The United States is known for the breadth of diversity in its literature – take a literary tour round the states with these fifty novels. See Part 1, Part 2, Part 3, and Part 4 to explore all 50 states. This post is dedicated to novels set in South Dakota through Wyoming.
South Dakota – The Long Winter by Laura Ingalls Wilder (1940)
Laura Ingalls Wilder’s much-celebrated Little House series started out entirely in the realm of children’s literature, but as the series progressed it gradually became darker and its focus began to drift more towards adult literature. The Long Winter is right on the cusp of this transition, and documents the family’s struggle through the winter of 1880-81 in De Smet, South Dakota.
Tennessee – Child of God by Cormac McCarthy (1973)
Cormac McCarthy is well-known for the level of historical research that goes into his novels, such as Blood Meridian. This disturbing novel, set in the mountains of Tennessee, contains a plethora of historical detail, and the infamous protagonist is reportedly based on an unnamed historical figure.
Texas – Caballero: A Historical Novel by Jovita González & Eve Raleigh (1996)
Published in 1996, some 50 years after it was written, Caballero is a quintessential Texan novel. Set in the 1840’s, it explores Mexican/American relations, and since its “rediscovery” it is now considered to be one of the cornerstones of Mexican-American literature.
Utah – Riders of the Purple Sage by Zane Grey (1912)
Unquestionably the most successful and influential Western novel of all-time, Zane Grey’s masterpiece is set in the remote deserts of Utah, and tells the story of Jane, a young woman trying to escape her fundamentalist Mormon church, and Lassiter, as classic Western anti-hero.

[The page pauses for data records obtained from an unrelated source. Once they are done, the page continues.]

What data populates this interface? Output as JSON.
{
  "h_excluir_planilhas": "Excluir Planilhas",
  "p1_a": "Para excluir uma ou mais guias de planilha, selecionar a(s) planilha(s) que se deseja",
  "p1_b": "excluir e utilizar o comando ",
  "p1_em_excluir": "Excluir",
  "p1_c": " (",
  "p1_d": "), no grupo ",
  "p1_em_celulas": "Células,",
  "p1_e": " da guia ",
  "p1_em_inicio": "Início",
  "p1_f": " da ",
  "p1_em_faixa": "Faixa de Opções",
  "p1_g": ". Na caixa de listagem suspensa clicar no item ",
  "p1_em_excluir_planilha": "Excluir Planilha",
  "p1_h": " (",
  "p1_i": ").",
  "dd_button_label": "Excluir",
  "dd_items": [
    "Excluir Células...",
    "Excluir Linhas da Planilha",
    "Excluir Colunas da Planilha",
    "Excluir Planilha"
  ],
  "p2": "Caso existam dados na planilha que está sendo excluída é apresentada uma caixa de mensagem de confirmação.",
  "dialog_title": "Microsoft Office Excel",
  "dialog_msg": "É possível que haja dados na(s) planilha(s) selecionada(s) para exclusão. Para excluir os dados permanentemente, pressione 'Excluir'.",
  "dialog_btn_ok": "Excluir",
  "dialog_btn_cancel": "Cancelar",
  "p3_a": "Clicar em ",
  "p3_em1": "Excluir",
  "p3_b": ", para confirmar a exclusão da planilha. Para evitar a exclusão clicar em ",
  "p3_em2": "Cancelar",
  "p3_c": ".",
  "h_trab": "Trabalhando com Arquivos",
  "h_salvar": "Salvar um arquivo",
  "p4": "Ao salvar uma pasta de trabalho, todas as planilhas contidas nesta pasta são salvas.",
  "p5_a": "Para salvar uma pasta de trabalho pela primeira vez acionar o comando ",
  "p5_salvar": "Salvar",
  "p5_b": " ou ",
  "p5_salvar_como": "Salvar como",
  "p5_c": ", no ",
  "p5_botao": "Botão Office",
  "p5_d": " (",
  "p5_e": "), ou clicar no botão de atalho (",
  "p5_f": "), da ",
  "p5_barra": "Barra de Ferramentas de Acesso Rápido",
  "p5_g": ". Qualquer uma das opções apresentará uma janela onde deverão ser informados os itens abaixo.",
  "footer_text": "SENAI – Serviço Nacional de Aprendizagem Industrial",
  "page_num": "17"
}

Vermont – The Secret History by Donna Tartt (1992)
Although she is now best-known for her 2014 Pulitzer Prize-winning novel The Goldfinch, Tartt’s first novel is just as rewarding. Set in a prestigious Vermont college, the novel is a fascinating inversion of the murder mystery genre, with the killer being revealed in the very first pages.
Virginia – Lie Down in Darkness by William Styron (1951)
Published when he was just 26 years old, William Styron’s first novel immediately launched him to literary fame, receiving extremely enthusiastic reviews. Following the dysfunctional Loftis family, this Virginia-set novel borrowed numerous elements from Styron’s childhood hometown in Newport News, Virginia.
Washington – The Absolutely True Diary of a Part-Time Indian by Sherman Alexie (2007)
Sherman Alexie’s first foray into young adult fiction recently received the distinct honor of being named the most frequently challenged book of 2014. However, the controversy, like so many censorship crusades, has only served to further raise the profile of this National Book Award-winner, which is written from the perspective of a 14 year old Native American as he documents his high school struggles.
West Virginia – Shiloh by Phyllis Reynolds Naylor (1991)
One of the most successful children’s novels of the past three decades, this story documents the friendship between a young boy and a dog, in the charmingly named town of Friendly, West Virginia.
Wisconsin – Rascal by Sterling North (1963)
Sterling North’s autobiographical children’s novel documents the difficulty of his family life and his unlikely friendship with a raccoon in Edgerton, Wisconsin. North’s childhood home, the setting for the novel, is still preserved to this day as a museum open to the public.
Wyoming – The Virginian by Owen Wister (1902)
Despite its title, this novel is set entirely in Wyoming, opening with the arrival of the titular Virginian. It is widely considered to be the first complete novel written in the Western genre, and was also the source material for one of legendary director Cecil B. DeMille’s very first films.